The saddest thing about Keeping Up with the Joneses is that it appears sincere in its attempt to fill the comedy void that only the filmmakers thought was left by Desperate Housewives. Wisteria Lane is now Maple Circle, where two government spies, Natalie and Tim Jones (Gal Gadot and Jon Hamm), move to in order to ingratiate themselves with Jeff Gaffney (Zach Galifianakis), a security company drone whose computer holds intel about an arms transaction. Natalie and Tim’s poker faces may indicate how inherently good they are at protecting their secret identities—or they could point to Gadot and Hamm’s resignation over Michael LeSieur’s screenplay never rising above cataloging the expected outcome of Mr. and Mrs. Smith clones shooting their way through a Hollywood backlot version of flyover-country suburbia.

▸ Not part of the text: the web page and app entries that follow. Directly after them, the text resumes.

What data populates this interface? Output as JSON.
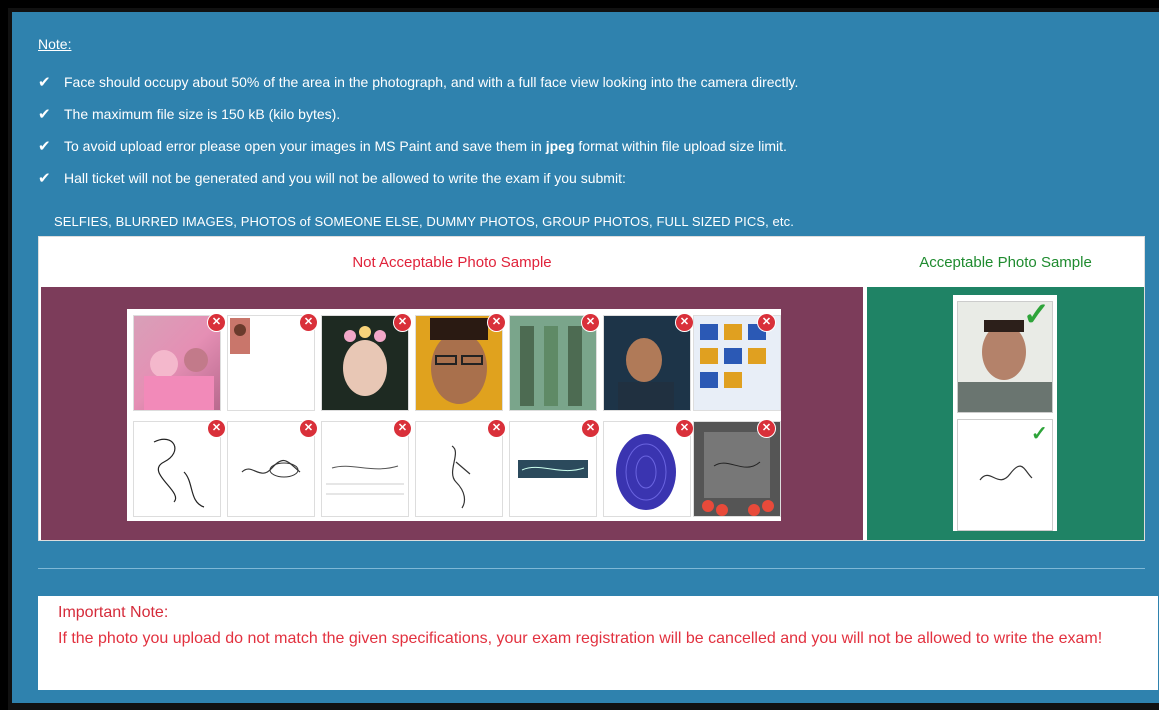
{
  "note": {
    "title": "Note:",
    "items": [
      "Face should occupy about 50% of the area in the photograph, and with a full face view looking into the camera directly.",
      "The maximum file size is 150 kB (kilo bytes).",
      "To avoid upload error please open your images in MS Paint and save them in ",
      "Hall ticket will not be generated and you will not be allowed to write the exam if you submit:"
    ],
    "jpeg_bold": "jpeg",
    "jpeg_tail": " format within file upload size limit.",
    "extra": "SELFIES, BLURRED IMAGES, PHOTOS of SOMEONE ELSE, DUMMY PHOTOS, GROUP PHOTOS, FULL SIZED PICS, etc."
  },
  "samples": {
    "not_acceptable_label": "Not Acceptable Photo Sample",
    "acceptable_label": "Acceptable Photo Sample"
  },
  "important": {
    "title": "Important Note:",
    "text": "If the photo you upload do not match the given specifications, your exam registration will be cancelled and you will not be allowed to write the exam!"
  },
  "colors": {
    "background": "#2f82ae",
    "bad_panel": "#7c3c5a",
    "good_panel": "#1f8365",
    "not_acceptable_text": "#e0223a",
    "acceptable_text": "#1f8b2f"
  }
}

As such, much of the film’s “humor” derives from watching the sensibilities of folks who complain about the lines at Kinko’s being “bananas” rub up against those of individuals who prioritize international travel above…feelings? Which is to say, the trite delineation between the Joneses and Jeff and his wife, Karen (Isla Fisher), would appear to set the stage for an open exchange of everyone’s best attributes, which here boils down to wearing lace underwear, eating snake, DVRing The Good Wife, and smiling while indoor skydiving. But by the time Keeping Up with the Joneses limps toward its Marrakech-set epilogue, there’s a sense that the film’s experiment in social osmosis is as much a failure as its B-sitcom-grade yuks. In the end, the only lesson anyone learns is the one we pick up from the no-fucks-given faces of the Joneses.